    IV. RESOURCES

    A. Various copies (10-15) of Aladdin and Ali Baba and the Forty Thieves by different authors (Lesson One)

    B. Arabian Nights (CD), as told by Jim Weiss (Lesson Two) C. Aladdin and the Enchanted Lamp, as told by Marianna Mayer (Lessons Three and Four) D. The Tale of Ali Baba and the Forty Thieves, retold by Eric A. Kimmel (Lesson Five) E. The Arabian Nights: Their Best-Known Tales, by Kate Douglas Wiggin and Nora A.

    Smith, editors. (Culminating Activity) F. The Core Music Collection, Third Grade, from the Core Knowledge Foundation.

    (Culminating Activity)

    V. LESSONS Lesson One: Introduction to Folk Literature (approximately 45 minutes) A. Daily Objectives

    1. Concept Objective(s) a. Students will develop a love and excitement for literature from other

    lands. b. Students understand how to write and speak for a variety of purposes and

    audiences. c. Students will recognize how to apply thinking skills to their reading and

    listening. d. Students recognize literature as a record of human experience.

    2. Lesson Content a. Lesson One will provide background information for student regarding

    Folk Literature genre. b. Fiction – Stories – from The Arabian Nights: Aladdin and the Wonderful

    Lamp and Ali Baba and the Forty Thieves 3. Skill Objective(s)

    a. Students read and understand a variety of materials. b. Student will recall and orally relate a story that has been told many times

    by a parent or grandparent. c. Student will observe samples of books to locate authors. d. Student will recall story of Cinderella and verify that it portrays good vs.

    evil. e. Student will recall story of Cinderella and determine that it is unrealistic. f. Student will recall story of The Tortoise and the Hare and determine that

    it had a lesson to teach: a moral. g. Student will observe that sample Folk Tales begin with phrases like

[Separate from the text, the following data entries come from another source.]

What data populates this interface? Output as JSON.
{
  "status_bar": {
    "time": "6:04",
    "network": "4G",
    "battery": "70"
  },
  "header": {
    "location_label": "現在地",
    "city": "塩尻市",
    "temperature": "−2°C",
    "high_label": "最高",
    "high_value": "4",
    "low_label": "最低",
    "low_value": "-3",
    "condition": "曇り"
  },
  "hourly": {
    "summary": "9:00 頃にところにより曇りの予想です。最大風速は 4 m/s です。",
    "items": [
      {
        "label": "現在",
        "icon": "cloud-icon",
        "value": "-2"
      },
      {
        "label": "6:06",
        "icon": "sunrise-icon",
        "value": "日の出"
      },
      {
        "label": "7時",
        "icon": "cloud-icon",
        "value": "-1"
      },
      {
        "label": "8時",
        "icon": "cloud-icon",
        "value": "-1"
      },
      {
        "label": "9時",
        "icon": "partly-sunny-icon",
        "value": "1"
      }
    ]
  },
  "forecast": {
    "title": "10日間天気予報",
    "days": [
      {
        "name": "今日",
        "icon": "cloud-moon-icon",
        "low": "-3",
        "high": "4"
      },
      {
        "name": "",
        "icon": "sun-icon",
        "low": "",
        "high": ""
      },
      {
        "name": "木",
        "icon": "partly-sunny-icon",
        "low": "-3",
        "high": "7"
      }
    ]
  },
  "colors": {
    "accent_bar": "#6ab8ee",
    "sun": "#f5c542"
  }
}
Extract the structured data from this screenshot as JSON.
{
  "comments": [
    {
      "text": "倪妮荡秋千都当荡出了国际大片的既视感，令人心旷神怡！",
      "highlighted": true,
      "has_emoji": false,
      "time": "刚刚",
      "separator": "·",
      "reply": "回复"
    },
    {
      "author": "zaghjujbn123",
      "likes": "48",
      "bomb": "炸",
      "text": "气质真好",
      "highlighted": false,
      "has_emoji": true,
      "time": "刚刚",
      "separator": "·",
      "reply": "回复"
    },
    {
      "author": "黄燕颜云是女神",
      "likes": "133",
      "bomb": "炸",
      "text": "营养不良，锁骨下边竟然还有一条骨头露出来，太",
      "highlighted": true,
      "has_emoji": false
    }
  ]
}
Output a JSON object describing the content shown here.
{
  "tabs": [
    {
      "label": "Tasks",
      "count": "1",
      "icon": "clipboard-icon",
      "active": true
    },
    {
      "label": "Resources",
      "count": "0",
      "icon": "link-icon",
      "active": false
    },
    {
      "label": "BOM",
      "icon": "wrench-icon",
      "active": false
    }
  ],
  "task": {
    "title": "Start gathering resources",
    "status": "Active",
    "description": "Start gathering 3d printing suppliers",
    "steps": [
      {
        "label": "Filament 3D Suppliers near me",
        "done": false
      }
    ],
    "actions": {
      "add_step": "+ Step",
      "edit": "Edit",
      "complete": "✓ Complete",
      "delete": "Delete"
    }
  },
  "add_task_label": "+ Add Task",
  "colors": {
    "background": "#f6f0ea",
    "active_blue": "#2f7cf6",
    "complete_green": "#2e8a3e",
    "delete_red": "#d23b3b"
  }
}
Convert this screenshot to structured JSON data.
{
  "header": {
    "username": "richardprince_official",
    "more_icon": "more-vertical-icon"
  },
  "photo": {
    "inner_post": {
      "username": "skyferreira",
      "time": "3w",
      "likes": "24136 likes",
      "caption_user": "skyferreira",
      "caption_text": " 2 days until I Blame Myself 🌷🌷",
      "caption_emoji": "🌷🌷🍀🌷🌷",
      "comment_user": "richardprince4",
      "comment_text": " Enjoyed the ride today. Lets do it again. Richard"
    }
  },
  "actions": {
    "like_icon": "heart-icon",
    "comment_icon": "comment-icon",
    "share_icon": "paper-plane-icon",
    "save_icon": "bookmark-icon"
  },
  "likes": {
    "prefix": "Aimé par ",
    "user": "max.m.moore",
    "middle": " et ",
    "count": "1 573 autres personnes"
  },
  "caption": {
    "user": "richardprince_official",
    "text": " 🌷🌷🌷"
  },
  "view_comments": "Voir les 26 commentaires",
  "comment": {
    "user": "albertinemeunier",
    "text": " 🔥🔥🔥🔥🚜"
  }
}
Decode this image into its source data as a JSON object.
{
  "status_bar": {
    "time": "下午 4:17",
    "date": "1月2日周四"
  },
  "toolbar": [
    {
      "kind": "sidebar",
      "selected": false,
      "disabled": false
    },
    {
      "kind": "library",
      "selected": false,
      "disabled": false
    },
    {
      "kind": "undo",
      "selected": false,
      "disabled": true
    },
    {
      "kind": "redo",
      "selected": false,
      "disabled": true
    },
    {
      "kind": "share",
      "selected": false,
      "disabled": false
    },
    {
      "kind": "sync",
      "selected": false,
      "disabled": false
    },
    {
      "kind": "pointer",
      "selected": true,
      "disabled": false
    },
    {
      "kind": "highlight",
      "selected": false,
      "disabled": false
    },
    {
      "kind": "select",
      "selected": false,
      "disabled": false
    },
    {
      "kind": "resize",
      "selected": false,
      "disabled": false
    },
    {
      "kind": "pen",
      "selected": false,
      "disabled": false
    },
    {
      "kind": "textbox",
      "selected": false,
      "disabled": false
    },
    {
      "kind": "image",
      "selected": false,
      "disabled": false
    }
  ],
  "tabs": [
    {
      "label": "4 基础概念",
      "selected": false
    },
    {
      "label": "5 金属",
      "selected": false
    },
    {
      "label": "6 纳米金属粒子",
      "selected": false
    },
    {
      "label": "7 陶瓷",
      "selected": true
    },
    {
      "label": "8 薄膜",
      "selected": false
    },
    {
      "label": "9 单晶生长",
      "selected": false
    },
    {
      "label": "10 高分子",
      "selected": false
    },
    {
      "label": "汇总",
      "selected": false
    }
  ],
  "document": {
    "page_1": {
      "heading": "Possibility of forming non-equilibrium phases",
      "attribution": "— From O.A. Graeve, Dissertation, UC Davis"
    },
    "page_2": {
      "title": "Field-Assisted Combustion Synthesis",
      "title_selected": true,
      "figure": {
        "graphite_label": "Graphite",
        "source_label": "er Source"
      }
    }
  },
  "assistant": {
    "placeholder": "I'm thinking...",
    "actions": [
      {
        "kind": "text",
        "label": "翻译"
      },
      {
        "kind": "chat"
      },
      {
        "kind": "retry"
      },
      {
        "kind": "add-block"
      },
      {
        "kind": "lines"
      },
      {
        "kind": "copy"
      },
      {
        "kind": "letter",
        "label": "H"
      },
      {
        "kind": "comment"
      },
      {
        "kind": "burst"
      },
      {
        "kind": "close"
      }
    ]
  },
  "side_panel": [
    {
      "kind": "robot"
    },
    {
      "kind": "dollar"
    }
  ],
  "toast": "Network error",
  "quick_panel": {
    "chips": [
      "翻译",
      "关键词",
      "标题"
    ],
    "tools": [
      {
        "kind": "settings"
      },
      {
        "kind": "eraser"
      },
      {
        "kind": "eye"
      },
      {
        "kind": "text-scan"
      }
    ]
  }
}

    “Once upon a time…” h. Student will complete web of Folk Literature by writing six attributes

    from memory and will perform a self-check. B. Materials

    2003 Core Knowledge® National Conference, Tales from Arabia, Grade 3 3

  • 1. Bulletin board area in classroom, prepared with background paper and border (this will be constructed with class during Lesson One)

    2. Construction paper or posterboard to make bulletin board display (see step 1) 3. Scissors 4. Markers 5. Stapler or other removable adhesive to mount items on bulletin board 6. 10 – 15 versions (depending upon your class size) of the stories Aladdin and the

    Wonderful Lamp and Ali Baba and the Forty Thieves, by different authors, illustrators, editors, etc. - try to find very simple versions as well as difficult versions; you may include several anthologies as well; your class will not be reading all of these, just using them for an activity

    7. Student copies of Folk Literature Web – Appendix A 8. Red pencil for each student 9. Literature folder or notebook for each student

    C. Key Vocabulary 1. Literature – written works that have lasting value or interest 2. Folk